Ransohoff said she knew she wanted to farm, “but my father wanted me to get a college degree. It took me nine years to get a two-year degree in ornamental horticulture. I did get good grades in flower arrangement, but I never did anything with it.”

While she was a student at Cincinnati Technical College, as Cincinnati State was then known, Ransohoff needed a summer job related to her field of study. She found one at David Rosenberg’s farm in Wooden Shoe Hollow.

Her first experience in growing food in her own name came in the 1980s.
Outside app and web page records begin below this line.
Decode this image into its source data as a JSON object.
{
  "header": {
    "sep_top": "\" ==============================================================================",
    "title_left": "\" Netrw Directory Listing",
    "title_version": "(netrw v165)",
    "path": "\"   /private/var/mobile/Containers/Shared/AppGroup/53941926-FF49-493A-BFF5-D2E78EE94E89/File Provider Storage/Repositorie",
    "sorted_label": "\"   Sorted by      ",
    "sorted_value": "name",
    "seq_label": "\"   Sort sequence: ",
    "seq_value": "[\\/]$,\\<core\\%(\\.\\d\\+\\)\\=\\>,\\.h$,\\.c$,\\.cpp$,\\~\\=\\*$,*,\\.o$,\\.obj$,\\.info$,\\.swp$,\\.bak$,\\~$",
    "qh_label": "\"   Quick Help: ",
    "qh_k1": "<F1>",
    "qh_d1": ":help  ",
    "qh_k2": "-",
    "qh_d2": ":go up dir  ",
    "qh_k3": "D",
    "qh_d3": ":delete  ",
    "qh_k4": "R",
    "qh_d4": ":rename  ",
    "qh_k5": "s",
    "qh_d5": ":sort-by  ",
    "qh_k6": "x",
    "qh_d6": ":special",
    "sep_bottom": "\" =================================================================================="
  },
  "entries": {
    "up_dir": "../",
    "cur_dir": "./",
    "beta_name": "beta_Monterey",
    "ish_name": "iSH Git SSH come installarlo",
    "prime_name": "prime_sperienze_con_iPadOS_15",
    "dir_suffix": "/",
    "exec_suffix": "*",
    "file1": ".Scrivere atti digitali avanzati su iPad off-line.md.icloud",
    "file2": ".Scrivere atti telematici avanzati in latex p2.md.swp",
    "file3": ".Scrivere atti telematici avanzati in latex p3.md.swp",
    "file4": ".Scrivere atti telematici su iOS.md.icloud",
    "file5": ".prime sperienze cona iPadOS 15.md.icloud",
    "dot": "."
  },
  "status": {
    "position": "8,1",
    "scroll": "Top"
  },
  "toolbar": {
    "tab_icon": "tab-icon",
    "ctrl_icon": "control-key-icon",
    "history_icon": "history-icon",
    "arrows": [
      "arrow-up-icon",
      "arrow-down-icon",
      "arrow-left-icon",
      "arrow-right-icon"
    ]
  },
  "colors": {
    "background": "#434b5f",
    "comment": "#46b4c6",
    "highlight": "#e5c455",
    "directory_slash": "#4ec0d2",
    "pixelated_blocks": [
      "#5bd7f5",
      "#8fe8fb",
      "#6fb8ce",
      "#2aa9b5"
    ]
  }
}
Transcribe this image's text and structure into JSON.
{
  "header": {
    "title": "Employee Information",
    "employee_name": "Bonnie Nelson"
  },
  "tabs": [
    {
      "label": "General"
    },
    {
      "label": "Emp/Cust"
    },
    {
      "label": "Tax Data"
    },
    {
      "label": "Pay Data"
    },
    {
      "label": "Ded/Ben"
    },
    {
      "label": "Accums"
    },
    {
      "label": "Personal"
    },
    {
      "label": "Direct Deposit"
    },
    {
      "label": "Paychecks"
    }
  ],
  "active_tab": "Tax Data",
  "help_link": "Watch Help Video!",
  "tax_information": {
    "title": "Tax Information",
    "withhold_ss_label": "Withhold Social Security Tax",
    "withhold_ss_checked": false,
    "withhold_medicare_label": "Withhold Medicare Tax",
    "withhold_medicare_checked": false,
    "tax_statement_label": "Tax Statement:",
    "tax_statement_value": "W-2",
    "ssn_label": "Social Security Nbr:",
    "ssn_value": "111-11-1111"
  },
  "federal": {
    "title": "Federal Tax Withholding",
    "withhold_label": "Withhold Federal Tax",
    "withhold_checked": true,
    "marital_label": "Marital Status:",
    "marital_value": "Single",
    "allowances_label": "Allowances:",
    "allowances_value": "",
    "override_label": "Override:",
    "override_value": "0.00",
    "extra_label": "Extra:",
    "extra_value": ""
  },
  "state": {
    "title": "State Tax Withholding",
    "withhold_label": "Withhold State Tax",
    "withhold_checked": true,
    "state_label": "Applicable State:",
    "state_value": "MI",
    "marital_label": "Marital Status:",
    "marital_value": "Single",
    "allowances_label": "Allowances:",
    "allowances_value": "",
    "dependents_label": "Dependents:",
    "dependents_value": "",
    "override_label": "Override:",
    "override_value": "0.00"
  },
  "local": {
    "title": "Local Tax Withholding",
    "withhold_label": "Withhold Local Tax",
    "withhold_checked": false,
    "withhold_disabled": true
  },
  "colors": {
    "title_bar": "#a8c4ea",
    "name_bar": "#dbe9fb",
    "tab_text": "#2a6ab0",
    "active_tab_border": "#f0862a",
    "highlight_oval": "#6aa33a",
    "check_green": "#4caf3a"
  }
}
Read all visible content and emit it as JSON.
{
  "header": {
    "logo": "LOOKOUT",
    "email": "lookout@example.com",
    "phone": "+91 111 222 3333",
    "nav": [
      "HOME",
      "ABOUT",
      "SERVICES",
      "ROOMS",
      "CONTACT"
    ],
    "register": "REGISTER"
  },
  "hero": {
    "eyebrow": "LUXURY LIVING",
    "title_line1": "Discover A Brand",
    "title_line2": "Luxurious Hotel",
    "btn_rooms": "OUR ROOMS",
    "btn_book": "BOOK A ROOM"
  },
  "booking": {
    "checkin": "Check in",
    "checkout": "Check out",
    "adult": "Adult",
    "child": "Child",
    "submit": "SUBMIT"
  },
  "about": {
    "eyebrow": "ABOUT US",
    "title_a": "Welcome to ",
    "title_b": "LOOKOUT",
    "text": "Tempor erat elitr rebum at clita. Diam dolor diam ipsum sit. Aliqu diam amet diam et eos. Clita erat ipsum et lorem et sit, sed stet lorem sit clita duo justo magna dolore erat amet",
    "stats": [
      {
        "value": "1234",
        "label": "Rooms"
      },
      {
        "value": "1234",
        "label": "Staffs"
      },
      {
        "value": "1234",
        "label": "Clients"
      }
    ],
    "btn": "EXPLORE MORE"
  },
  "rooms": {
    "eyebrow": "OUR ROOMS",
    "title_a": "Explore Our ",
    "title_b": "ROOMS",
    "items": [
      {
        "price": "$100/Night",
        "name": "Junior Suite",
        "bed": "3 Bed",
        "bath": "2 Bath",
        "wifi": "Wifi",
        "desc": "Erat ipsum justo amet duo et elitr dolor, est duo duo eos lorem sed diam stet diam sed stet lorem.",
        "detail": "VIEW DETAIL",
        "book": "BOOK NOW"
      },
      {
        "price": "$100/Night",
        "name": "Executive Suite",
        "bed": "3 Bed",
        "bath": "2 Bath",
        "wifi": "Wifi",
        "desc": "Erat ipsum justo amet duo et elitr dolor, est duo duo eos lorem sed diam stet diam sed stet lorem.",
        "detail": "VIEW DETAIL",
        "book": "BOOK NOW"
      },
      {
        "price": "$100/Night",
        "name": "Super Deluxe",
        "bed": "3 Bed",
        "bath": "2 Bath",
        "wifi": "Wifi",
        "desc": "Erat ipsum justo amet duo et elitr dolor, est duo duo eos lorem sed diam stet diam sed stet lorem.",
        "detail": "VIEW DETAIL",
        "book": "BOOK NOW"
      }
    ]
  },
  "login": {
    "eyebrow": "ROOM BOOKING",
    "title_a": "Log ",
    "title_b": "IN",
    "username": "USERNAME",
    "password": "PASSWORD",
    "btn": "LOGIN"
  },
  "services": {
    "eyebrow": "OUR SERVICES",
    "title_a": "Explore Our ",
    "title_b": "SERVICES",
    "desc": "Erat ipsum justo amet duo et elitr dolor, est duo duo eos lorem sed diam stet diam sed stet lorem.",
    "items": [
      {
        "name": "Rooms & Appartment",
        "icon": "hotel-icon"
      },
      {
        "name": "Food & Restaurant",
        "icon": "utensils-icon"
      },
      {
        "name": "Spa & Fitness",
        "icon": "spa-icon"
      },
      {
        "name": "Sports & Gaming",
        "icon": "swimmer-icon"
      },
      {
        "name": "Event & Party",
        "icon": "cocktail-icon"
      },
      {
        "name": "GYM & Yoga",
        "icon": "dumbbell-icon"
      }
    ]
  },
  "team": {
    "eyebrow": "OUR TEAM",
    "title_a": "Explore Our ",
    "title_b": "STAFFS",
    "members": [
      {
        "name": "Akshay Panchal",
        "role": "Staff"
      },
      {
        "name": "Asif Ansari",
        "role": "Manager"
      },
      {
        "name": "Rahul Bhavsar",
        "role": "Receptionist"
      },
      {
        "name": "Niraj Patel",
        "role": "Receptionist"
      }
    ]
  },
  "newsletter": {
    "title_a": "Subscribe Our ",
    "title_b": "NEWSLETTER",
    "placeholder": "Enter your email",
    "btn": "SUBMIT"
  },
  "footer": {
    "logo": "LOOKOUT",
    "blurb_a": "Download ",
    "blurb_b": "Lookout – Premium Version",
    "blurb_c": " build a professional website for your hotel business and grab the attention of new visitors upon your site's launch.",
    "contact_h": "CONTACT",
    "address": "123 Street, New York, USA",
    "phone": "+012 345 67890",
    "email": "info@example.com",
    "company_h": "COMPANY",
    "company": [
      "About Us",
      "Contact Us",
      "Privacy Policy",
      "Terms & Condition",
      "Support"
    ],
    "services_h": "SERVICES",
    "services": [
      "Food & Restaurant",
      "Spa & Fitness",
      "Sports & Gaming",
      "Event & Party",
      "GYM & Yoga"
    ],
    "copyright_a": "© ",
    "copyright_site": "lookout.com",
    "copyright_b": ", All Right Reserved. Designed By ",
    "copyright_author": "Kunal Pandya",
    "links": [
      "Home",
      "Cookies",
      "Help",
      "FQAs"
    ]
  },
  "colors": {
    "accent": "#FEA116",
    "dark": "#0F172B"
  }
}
“My friend Scott Durbin,” of the Durbin Greenhouse family, “approached me one day and said, ‘How would you like to grow basil for sale?’ So we rented an eighth of an acre or something like that from David Rosenberg and filled it full of basil. And I think we were pretty much the first commercial basil growers in the area.”

They sold basil to Anita Cunningham, a chef at the Netherlands Plaza and later the Cincinnatian Hotel.

“People would say, ‘Why should I buy your stuff?’ and I would say ‘Anita Cunningham does,’ and that set the standard, because if she liked it, it had to be good.”

Next was courgette (baby zucchini) and the lease of another mini-parcel, followed by yellow pear tomatoes.

“Then it just kept going,” Ransohoff said. “‘Can you grow this? Can you grow that?’ I rented land out in Trenton, Ohio, and I put in 3,000 squash plants. And then Scott quit.”

The list of vegetables grew and grew. In 1993, she bought her farm in Batavia, moving there in 1997.

Sallie Ransohoff, left, and Julie Francis walk across the farm with Sallie and son Jacob’s dog, Luna.

Ransohoff and her son now grow a wide variety of produce, cultivating between five and 10 acres in Batavia and in a second location, in Brown County. Chefs remain their only customers.

“It’s personalized,” she said. “I ask them what size potato they want. That’s what they get. Some people want big potatoes, some people want little potatoes, and so everybody gets a potato” of their choice.

“If you want your baby squash with a flower on it, then you get your baby squash with a flower on it. If you want the flower to be the same size as the squash,” she paused, laughing, “well, I’ll do my best.”

It’s hard work, and it isn’t going to make her rich, but she is surrounded by plants and open sky.

“It’s a lifestyle, basically,” Ransohoff said. “You’re working your ass off so you can step outside at night and see the stars.”